__Instructions for the task__
Only the pictures should be left out; repeat the rest of the data exactly.

__Exercise input__
┌──
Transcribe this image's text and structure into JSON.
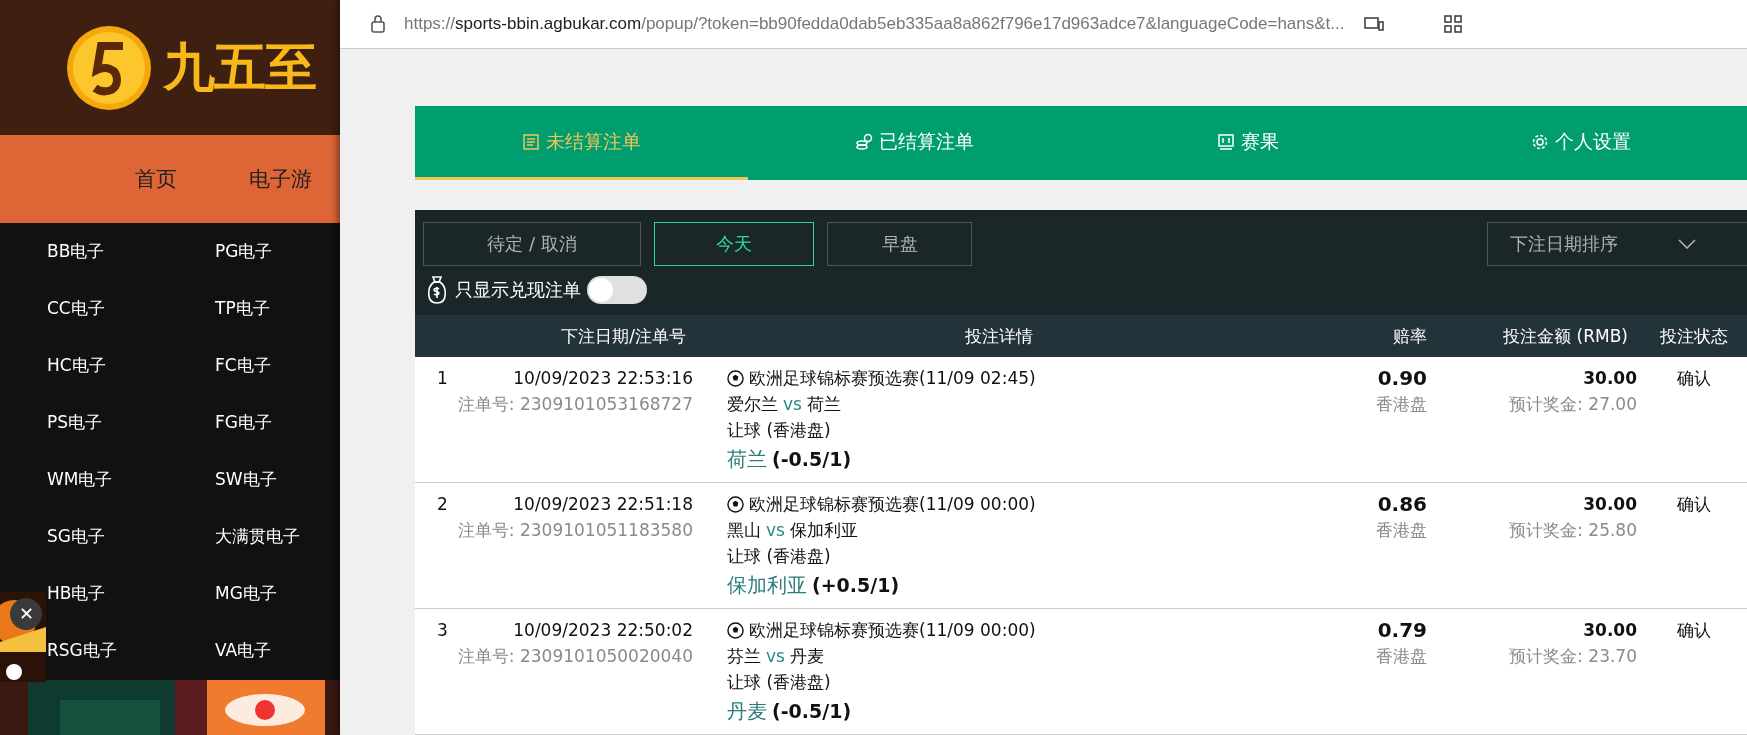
{
  "site": {
    "logo_text": "九五至",
    "nav": [
      "首页",
      "电子游"
    ],
    "menu": [
      "BB电子",
      "PG电子",
      "CC电子",
      "TP电子",
      "HC电子",
      "FC电子",
      "PS电子",
      "FG电子",
      "WM电子",
      "SW电子",
      "SG电子",
      "大满贯电子",
      "HB电子",
      "MG电子",
      "RSG电子",
      "VA电子"
    ],
    "close_button": "✕"
  },
  "popup": {
    "address_bar": {
      "scheme": "https://",
      "host": "sports-bbin.agbukar.com",
      "path": "/popup/?token=bb90fedda0dab5eb335aa8a862f796e17d963adce7&languageCode=hans&t..."
    },
    "tabs": [
      {
        "label": "未结算注单",
        "kind": "list",
        "selected": true
      },
      {
        "label": "已结算注单",
        "kind": "coins",
        "selected": false
      },
      {
        "label": "赛果",
        "kind": "board",
        "selected": false
      },
      {
        "label": "个人设置",
        "kind": "gear",
        "selected": false
      }
    ],
    "filters": [
      {
        "label": "待定 / 取消",
        "selected": false
      },
      {
        "label": "今天",
        "selected": true
      },
      {
        "label": "早盘",
        "selected": false
      }
    ],
    "sort_select": {
      "value": "下注日期排序"
    },
    "cashout_toggle": {
      "label": "只显示兑现注单",
      "on": false
    },
    "table": {
      "columns": [
        "下注日期/注单号",
        "投注详情",
        "赔率",
        "投注金额 (RMB)",
        "投注状态"
      ],
      "rows": [
        {
          "index": "1",
          "date": "10/09/2023 22:53:16",
          "order_no": "注单号: 2309101053168727",
          "league": "欧洲足球锦标赛预选赛(11/09 02:45)",
          "home": "爱尔兰",
          "vs": "vs",
          "away": "荷兰",
          "market": "让球 (香港盘)",
          "pick": "荷兰",
          "handicap": "(-0.5/1)",
          "odds": "0.90",
          "odds_type": "香港盘",
          "stake": "30.00",
          "payout": "预计奖金: 27.00",
          "status": "确认"
        },
        {
          "index": "2",
          "date": "10/09/2023 22:51:18",
          "order_no": "注单号: 2309101051183580",
          "league": "欧洲足球锦标赛预选赛(11/09 00:00)",
          "home": "黑山",
          "vs": "vs",
          "away": "保加利亚",
          "market": "让球 (香港盘)",
          "pick": "保加利亚",
          "handicap": "(+0.5/1)",
          "odds": "0.86",
          "odds_type": "香港盘",
          "stake": "30.00",
          "payout": "预计奖金: 25.80",
          "status": "确认"
        },
        {
          "index": "3",
          "date": "10/09/2023 22:50:02",
          "order_no": "注单号: 2309101050020040",
          "league": "欧洲足球锦标赛预选赛(11/09 00:00)",
          "home": "芬兰",
          "vs": "vs",
          "away": "丹麦",
          "market": "让球 (香港盘)",
          "pick": "丹麦",
          "handicap": "(-0.5/1)",
          "odds": "0.79",
          "odds_type": "香港盘",
          "stake": "30.00",
          "payout": "预计奖金: 23.70",
          "status": "确认"
        }
      ]
    }
  }
}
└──
__Solution to this problem__
Transcribe this image's text and structure into JSON.
{
  "site": {
    "logo_text": "九五至",
    "nav": [
      "首页",
      "电子游"
    ],
    "menu": [
      "BB电子",
      "PG电子",
      "CC电子",
      "TP电子",
      "HC电子",
      "FC电子",
      "PS电子",
      "FG电子",
      "WM电子",
      "SW电子",
      "SG电子",
      "大满贯电子",
      "HB电子",
      "MG电子",
      "RSG电子",
      "VA电子"
    ],
    "close_button": "✕"
  },
  "popup": {
    "address_bar": {
      "scheme": "https://",
      "host": "sports-bbin.agbukar.com",
      "path": "/popup/?token=bb90fedda0dab5eb335aa8a862f796e17d963adce7&languageCode=hans&t..."
    },
    "tabs": [
      {
        "label": "未结算注单",
        "kind": "list",
        "selected": true
      },
      {
        "label": "已结算注单",
        "kind": "coins",
        "selected": false
      },
      {
        "label": "赛果",
        "kind": "board",
        "selected": false
      },
      {
        "label": "个人设置",
        "kind": "gear",
        "selected": false
      }
    ],
    "filters": [
      {
        "label": "待定 / 取消",
        "selected": false
      },
      {
        "label": "今天",
        "selected": true
      },
      {
        "label": "早盘",
        "selected": false
      }
    ],
    "sort_select": {
      "value": "下注日期排序"
    },
    "cashout_toggle": {
      "label": "只显示兑现注单",
      "on": false
    },
    "table": {
      "columns": [
        "下注日期/注单号",
        "投注详情",
        "赔率",
        "投注金额 (RMB)",
        "投注状态"
      ],
      "rows": [
        {
          "index": "1",
          "date": "10/09/2023 22:53:16",
          "order_no": "注单号: 2309101053168727",
          "league": "欧洲足球锦标赛预选赛(11/09 02:45)",
          "home": "爱尔兰",
          "vs": "vs",
          "away": "荷兰",
          "market": "让球 (香港盘)",
          "pick": "荷兰",
          "handicap": "(-0.5/1)",
          "odds": "0.90",
          "odds_type": "香港盘",
          "stake": "30.00",
          "payout": "预计奖金: 27.00",
          "status": "确认"
        },
        {
          "index": "2",
          "date": "10/09/2023 22:51:18",
          "order_no": "注单号: 2309101051183580",
          "league": "欧洲足球锦标赛预选赛(11/09 00:00)",
          "home": "黑山",
          "vs": "vs",
          "away": "保加利亚",
          "market": "让球 (香港盘)",
          "pick": "保加利亚",
          "handicap": "(+0.5/1)",
          "odds": "0.86",
          "odds_type": "香港盘",
          "stake": "30.00",
          "payout": "预计奖金: 25.80",
          "status": "确认"
        },
        {
          "index": "3",
          "date": "10/09/2023 22:50:02",
          "order_no": "注单号: 2309101050020040",
          "league": "欧洲足球锦标赛预选赛(11/09 00:00)",
          "home": "芬兰",
          "vs": "vs",
          "away": "丹麦",
          "market": "让球 (香港盘)",
          "pick": "丹麦",
          "handicap": "(-0.5/1)",
          "odds": "0.79",
          "odds_type": "香港盘",
          "stake": "30.00",
          "payout": "预计奖金: 23.70",
          "status": "确认"
        }
      ]
    }
  }
}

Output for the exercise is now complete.